Reply to comment
"Imagination is more important than knowledge" - Albert EinsteinIt would no doubt please Einstein, with his appreciation of the value of creativity, that the Institute of Physics (IOP) has commissioned a new work from Rambert Dance Company to celebrate the centenary of his "miracle year". In 1905 Einstein published three groundbreaking papers that provided the foundations for three fundamental areas of physics. In March, he published his theory that light exists as discrete particles, now called photons, laid to rest the idea of "ether" and set physics on the path of quantum mechanics. In his paper in May on statistical mechanics, he calculated the paths of particles undergoing collisions with molecules in a fluid or gas, describing Brownian motion for the first time.
It's all relative
And in his most celebrated work of that year, he unveiled his special theory of relativity - the idea that space and time are not absolute - and later went on to develop his most famous equation, e=mc2, relating energy and mass. (You can read about Light's identity crisis and Backgammon, doubling the stakes, and Brownian motion in previous issues of Plus.)
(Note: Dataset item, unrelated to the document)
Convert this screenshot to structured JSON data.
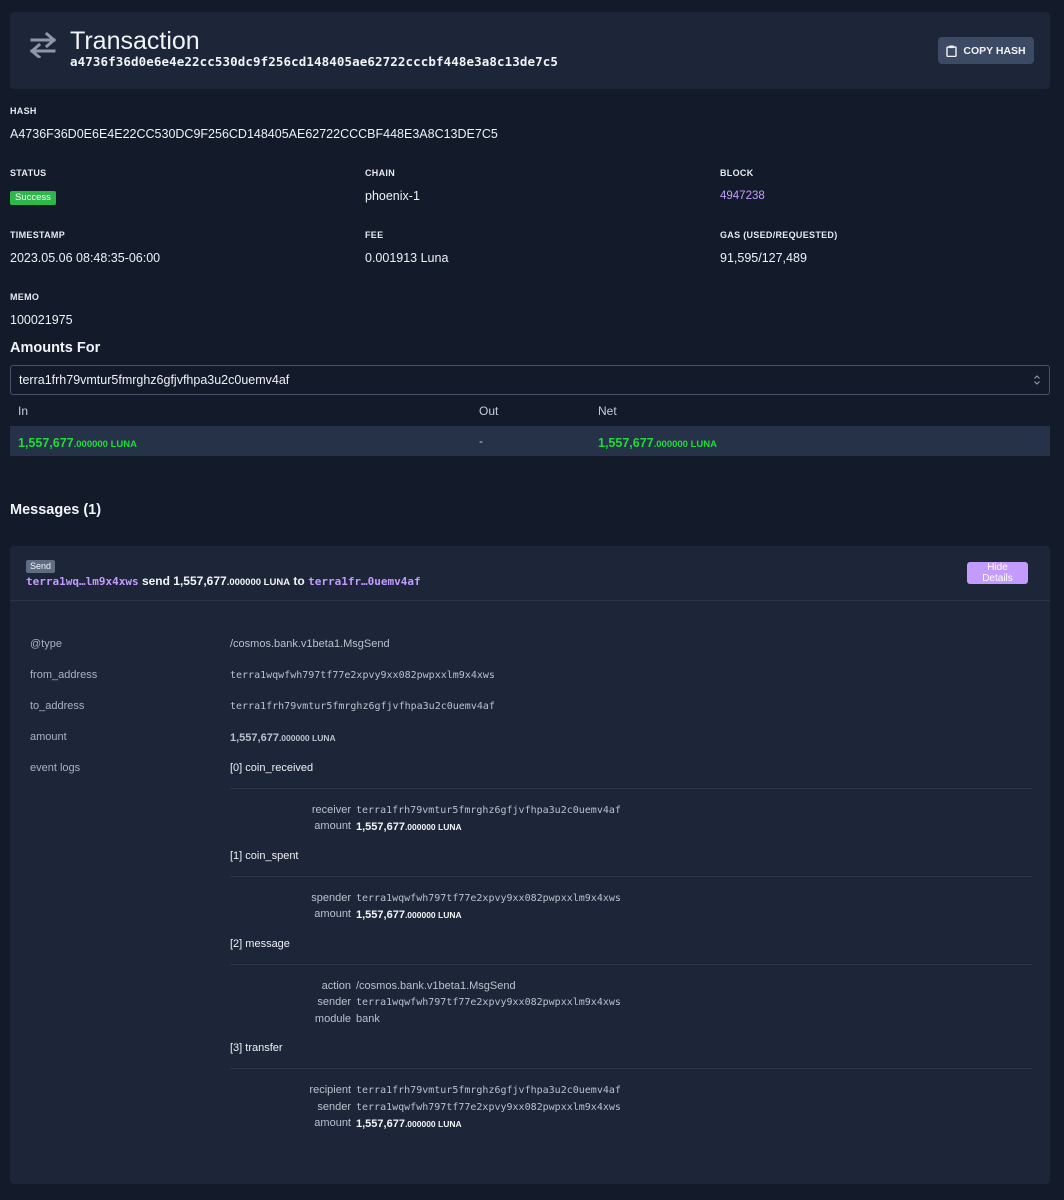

This astounding splurge of scientific creativity and understanding is called by historians Einstein's annus mirabilis, or "miracle year". The IOP is celebrating the centenary as Einstein Year, part of the World Year of Physics. And to form part of the celebrations they have commissioned Rambert Dance Company to produce a new work based on physics and Einstein's theories.
"Dance is an expressive medium and it will be ideal for abstract concepts like the theories of Einstein on everything from tiny atoms to the dynamics of the whole cosmos," said Jerry Cowhig, Managing Director of the IOP's publishing company, who commissioned the work.
Although the subject matter might seem ill-suited to choreography, dancers are intuitively aware of physics. "Dance is about time, and symmetry in space," said the new artistic director of Rambert, Mark Baldwin, who will be choreographing the work. "The physics of the body is always with us."
According to Baldwin, all aspects of the performance - the lighting and music, as well as the choreography - will help to convey the ideas of time, space and light. "The good thing about dance is how the combination of the elements makes something stronger than they would be on their own, creating a theatrical experience."
Both Rambert and the IOP are heavily involved in educational work, including visits to schools that are likely to form part of the support programme for this collaboration. According to Dianne Stilwell from the IOP, they are keen to make the most of access to students who might otherwise not consider physics as an option, such as teenage girls, who are an obvious audience for Rambert's school visits.
Baldwin hopes that dance will make the ideas of physics more accessible. "People do physics at school," he said, "but it is not necessarily something they think is to do with their everyday life. It's not what you think of when you look at the night sky, that you are looking at the speed of light that has travelled from a star that might not even be there now."
The process of collaboration is already underway, with a meeting between physicists and Rambert planned for August. But the rest of us will have to wait until the work debuts in May 2005, to see how the physicality of dance will illuminate the physics of Einstein.